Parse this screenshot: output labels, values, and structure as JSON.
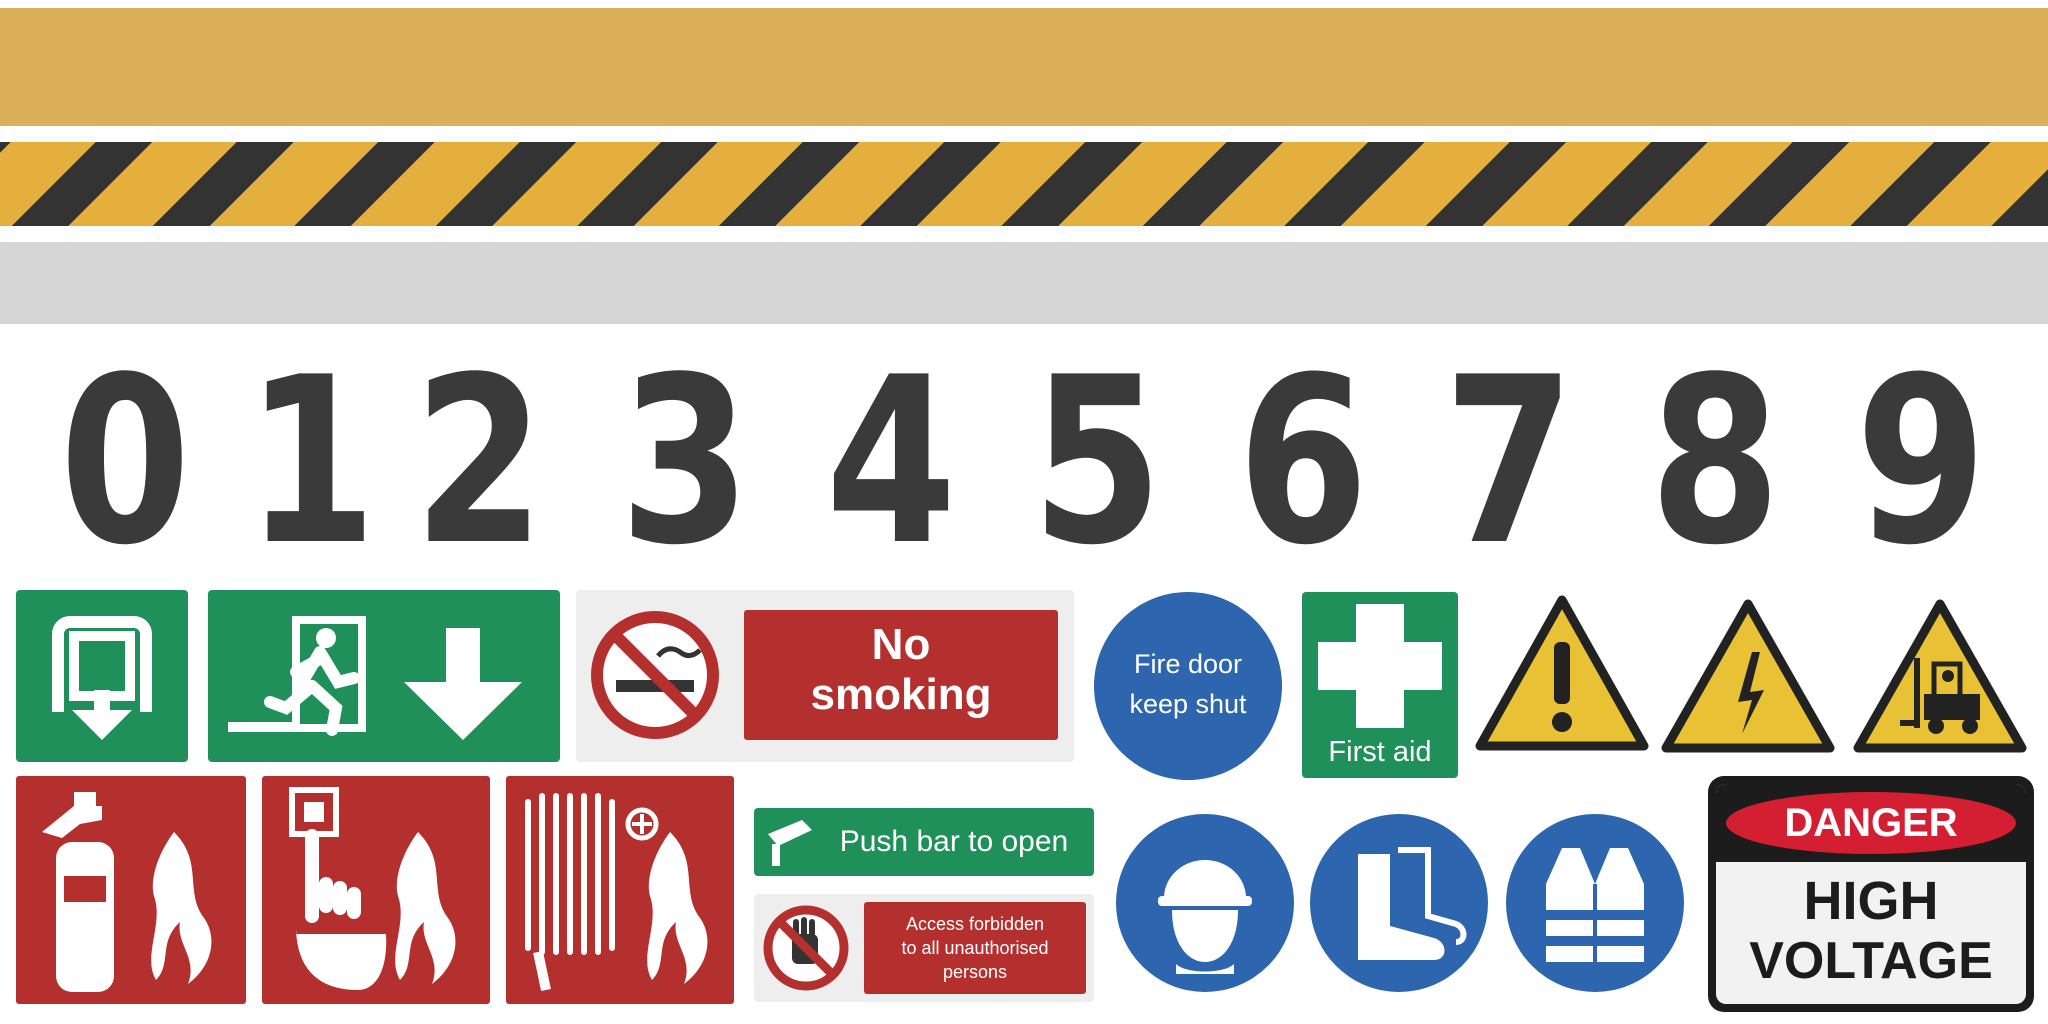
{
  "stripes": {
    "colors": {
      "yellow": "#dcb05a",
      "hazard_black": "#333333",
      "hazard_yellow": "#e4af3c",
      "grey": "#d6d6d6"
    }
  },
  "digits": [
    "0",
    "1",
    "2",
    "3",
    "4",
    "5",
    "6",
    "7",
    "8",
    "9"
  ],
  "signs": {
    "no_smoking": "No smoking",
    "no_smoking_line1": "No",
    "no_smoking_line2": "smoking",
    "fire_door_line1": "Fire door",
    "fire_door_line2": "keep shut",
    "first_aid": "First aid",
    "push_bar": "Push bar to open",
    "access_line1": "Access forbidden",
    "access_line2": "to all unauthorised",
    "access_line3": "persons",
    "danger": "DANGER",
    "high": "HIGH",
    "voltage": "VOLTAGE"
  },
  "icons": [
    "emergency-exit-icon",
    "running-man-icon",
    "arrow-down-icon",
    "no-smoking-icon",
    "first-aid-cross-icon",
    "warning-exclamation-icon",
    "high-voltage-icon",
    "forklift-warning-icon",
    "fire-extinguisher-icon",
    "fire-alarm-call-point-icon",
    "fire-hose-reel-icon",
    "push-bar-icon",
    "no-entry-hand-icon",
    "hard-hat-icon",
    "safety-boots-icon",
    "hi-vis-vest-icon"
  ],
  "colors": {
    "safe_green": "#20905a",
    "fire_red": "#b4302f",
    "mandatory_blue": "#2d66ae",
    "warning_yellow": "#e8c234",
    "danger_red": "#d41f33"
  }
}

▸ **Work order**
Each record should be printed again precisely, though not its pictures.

▸ **Result**
Parse this screenshot: output labels, values, and structure as JSON.
{
  "stripes": {
    "colors": {
      "yellow": "#dcb05a",
      "hazard_black": "#333333",
      "hazard_yellow": "#e4af3c",
      "grey": "#d6d6d6"
    }
  },
  "digits": [
    "0",
    "1",
    "2",
    "3",
    "4",
    "5",
    "6",
    "7",
    "8",
    "9"
  ],
  "signs": {
    "no_smoking": "No smoking",
    "no_smoking_line1": "No",
    "no_smoking_line2": "smoking",
    "fire_door_line1": "Fire door",
    "fire_door_line2": "keep shut",
    "first_aid": "First aid",
    "push_bar": "Push bar to open",
    "access_line1": "Access forbidden",
    "access_line2": "to all unauthorised",
    "access_line3": "persons",
    "danger": "DANGER",
    "high": "HIGH",
    "voltage": "VOLTAGE"
  },
  "icons": [
    "emergency-exit-icon",
    "running-man-icon",
    "arrow-down-icon",
    "no-smoking-icon",
    "first-aid-cross-icon",
    "warning-exclamation-icon",
    "high-voltage-icon",
    "forklift-warning-icon",
    "fire-extinguisher-icon",
    "fire-alarm-call-point-icon",
    "fire-hose-reel-icon",
    "push-bar-icon",
    "no-entry-hand-icon",
    "hard-hat-icon",
    "safety-boots-icon",
    "hi-vis-vest-icon"
  ],
  "colors": {
    "safe_green": "#20905a",
    "fire_red": "#b4302f",
    "mandatory_blue": "#2d66ae",
    "warning_yellow": "#e8c234",
    "danger_red": "#d41f33"
  }
}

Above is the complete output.